However, this is why visibility is particularly important to the bisexual community. Bi-erasure and invisibility is linked to the rates of poor mental health within our community specifically, because it is a unique challenge we face. Then, if we come out, we face exclusion from queer and heterosexual spaces alike, and social exclusion is also correlated with worse mental health. In fact, bisexual people face higher levels of anxiety, depression and suicidality than not just heterosexual people, but lesbian and gay people, too. We also encounter higher rates of sexual assault/harassment, which is particularly problematic considering many of our stereotypes centre on our “greediness” and “promiscuity”. Yet, despite a plethora of research showing us to be the most vulnerable sexual minority community, our issues are neglected, belittled and written off. Most people don’t even know how much we are suffering.

Growing up bisexual was a big confusing mess as a result. I came out seven years ago, aged 14, to the immediate reaction of “it’s a phase” from my family, meaning that I had to navigate this self-discovery on my own, quietly. Throughout the next few years, I encountered a slew of biphobic remarks and experiences:

  1. “I turned you bisexual.” Ah, yes, I couldn’t have liked girls for ages and repressed it due to compulsory heterosexuality. That would be ridiculous. It must be your godlike attraction.
  2. “I wouldn’t marry a bisexual because what if they wake up and want a man?” I was definitely about to propose to you in the middle of history class, so thanks for letting me down gently.
  3. “But you’ve never dated girls before.” My nerdy ass hadn’t dated anyone before. Thinking back on this one, how weird is it to demand a 14- or 15-year-old to have a dating history to idenitify as bisexual?
  4. “You’re too young to know.” Cool, but all the straight kids know they’re heterosexual from the jump, right?
  5. Being in a queer toxic relationship and having no idea where to go because there were no resources for LGBTQ+ students and I had no adult support network because I was bisexual in a queer relationship… Can I get a yikes?
  6. “Is the correct term bisexual or desperate?” Men get so mad when you’re bisexual and not into them, don’t they?
  7. “Bisexuals are just confused.” Yes! We are! Coming out as a sexuality that is severely underrepresented and misrepresented, even in LGBTQ+ spaces, and being told by these same spaces all the ways in which you don’t belong, really sucks! It makes you doubt yourself! I was confused, and I couldn’t express it out of fear of validating this stereotype!
  8. “I don’t think you’re really bisexual.” Well, we’ve been lipsing for months so that sounds more like a you problem to me.
  9. “Want a threesome?” If I wanted disappointing sex I’m sure I could find it somewhere else, thanks.

Right at the start, these kind of things sent me way down into existential crisis and had me questioning my identity.

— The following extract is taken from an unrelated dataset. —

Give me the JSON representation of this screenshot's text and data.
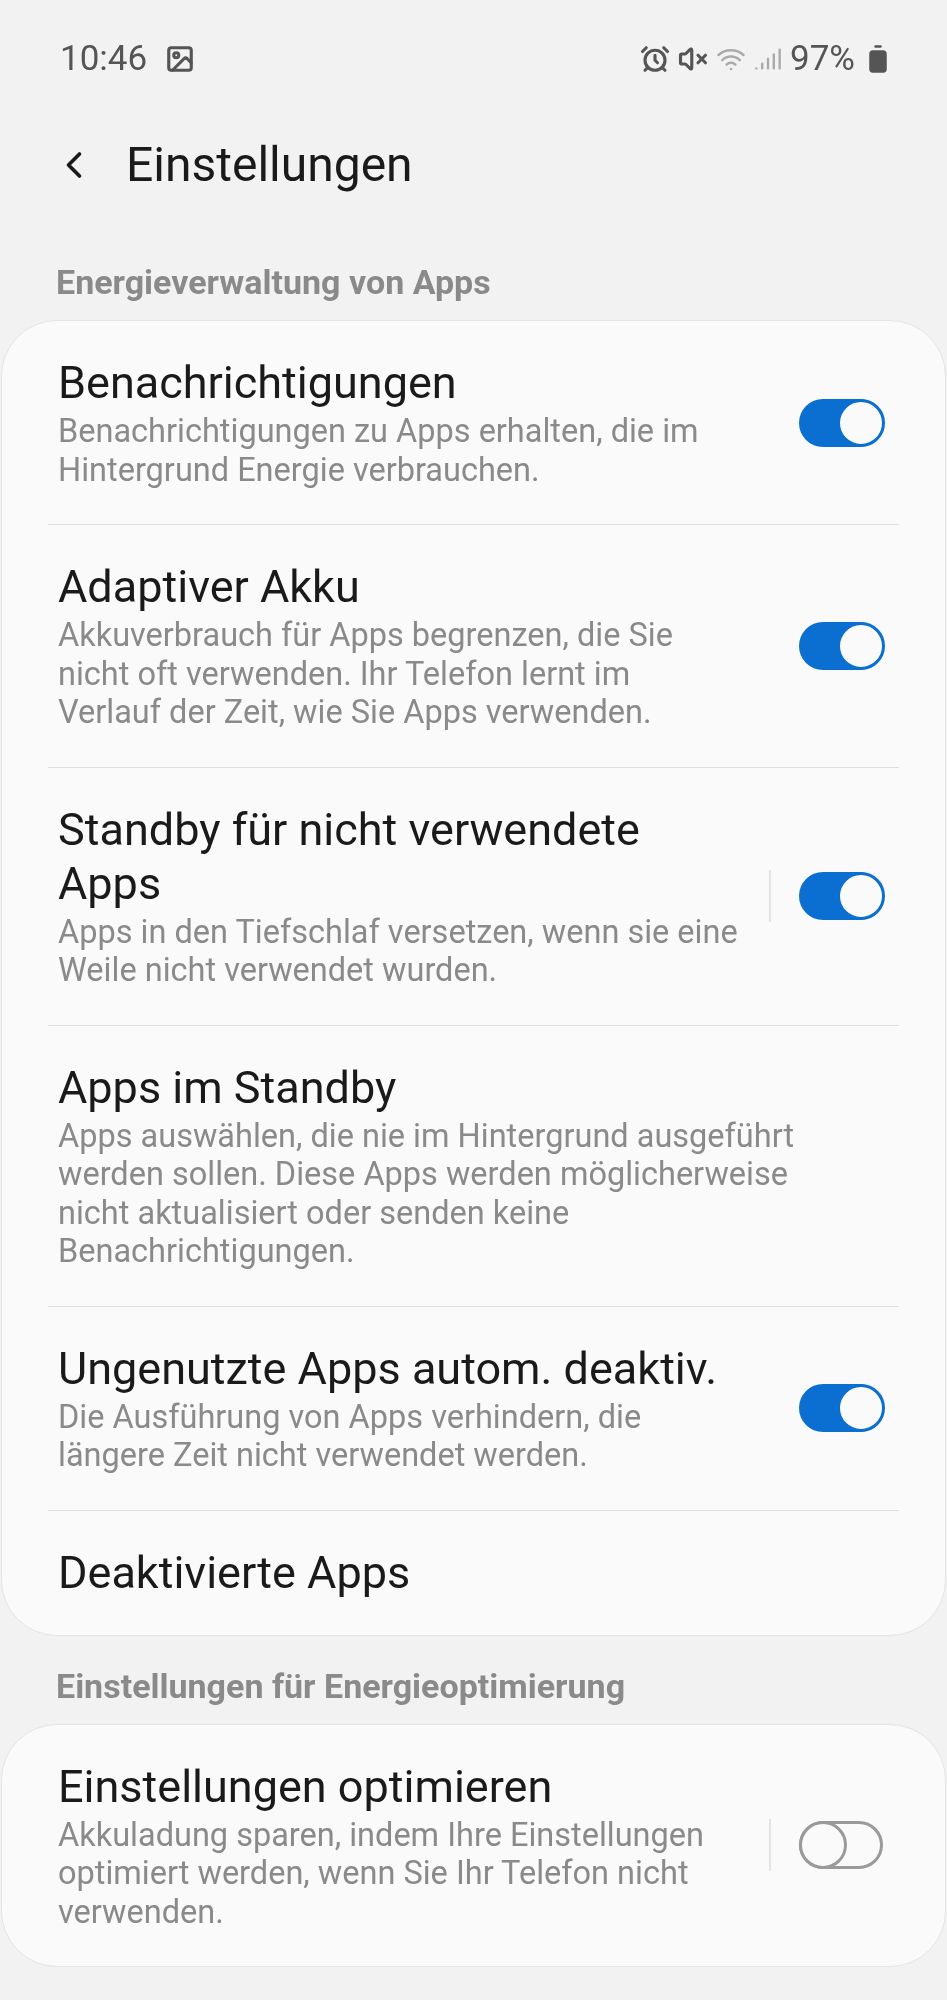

I was alone, scared and confused. I felt an overwhelming pressure to just know my identity and an overwhelming pressure to fit in, and I had no resources to help me. 

Bisexual teens are less likely to have access to safe spaces and supportive adults than lesbian or gay people, and that was definitely my experience. If I had just one adult to talk to at school - a counsellor or someone who ran an LGBTQ+ club, anyone - I could have avoided a lot of toxic situations and had more confidence in who I was. 

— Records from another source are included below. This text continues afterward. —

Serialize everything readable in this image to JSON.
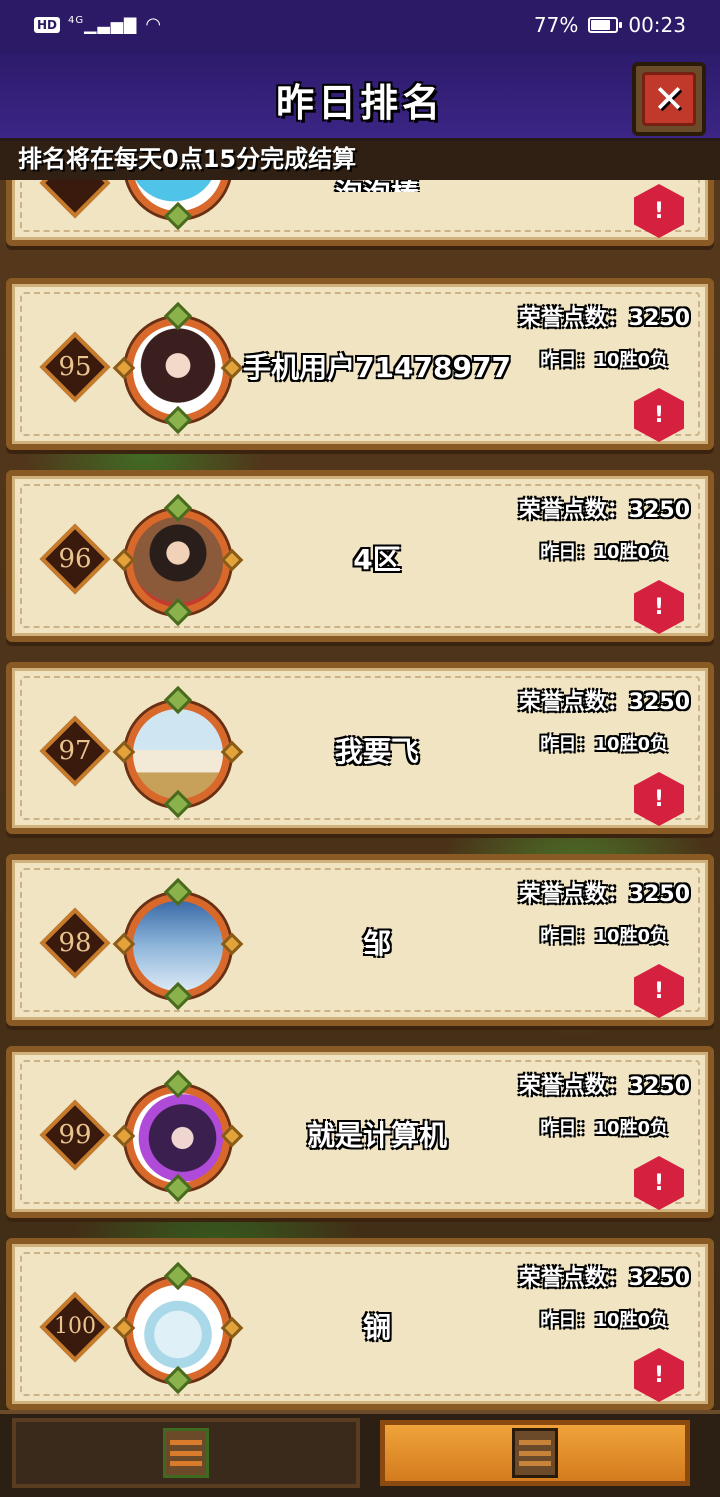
{
  "status_bar": {
    "hd": "HD",
    "network": "4G",
    "battery_percent": "77%",
    "battery_level": 0.77,
    "time": "00:23"
  },
  "header": {
    "title": "昨日排名",
    "close_icon": "close-icon",
    "notice": "排名将在每天0点15分完成结算"
  },
  "partial_top": {
    "name": "泡泡棒",
    "report_icon": "warning-icon"
  },
  "entries": [
    {
      "rank": "95",
      "name": "手机用户71478977",
      "honor": "荣誉点数：3250",
      "yesterday": "昨日：10胜0负"
    },
    {
      "rank": "96",
      "name": "4区",
      "honor": "荣誉点数：3250",
      "yesterday": "昨日：10胜0负"
    },
    {
      "rank": "97",
      "name": "我要飞",
      "honor": "荣誉点数：3250",
      "yesterday": "昨日：10胜0负"
    },
    {
      "rank": "98",
      "name": "邹",
      "honor": "荣誉点数：3250",
      "yesterday": "昨日：10胜0负"
    },
    {
      "rank": "99",
      "name": "就是计算机",
      "honor": "荣誉点数：3250",
      "yesterday": "昨日：10胜0负"
    },
    {
      "rank": "100",
      "name": "锎",
      "honor": "荣誉点数：3250",
      "yesterday": "昨日：10胜0负"
    }
  ],
  "colors": {
    "header_bg": "#2d1b6c",
    "card_bg": "#f1e4c2",
    "card_border": "#8a5a24",
    "report_red": "#d6203f",
    "tab_active": "#f0a33a"
  },
  "bottom_nav": {
    "left_icon": "leaderboard-board-icon",
    "right_icon": "ranking-board-icon",
    "active": "right"
  }
}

Now that I have a social support network and I’m an out and proud adult, it doesn’t bother me too much. But I know how badly these kind of things can impact you, especially as a young person, and so does the research. If you are a young bisexual person, please know that you are not wrong, not indecisive, not greedy and you do not deserve any level of abuse or belittlement. I support you and there are places and spaces that will support you, too. Here’s a few online places (sorry for the UK focus!):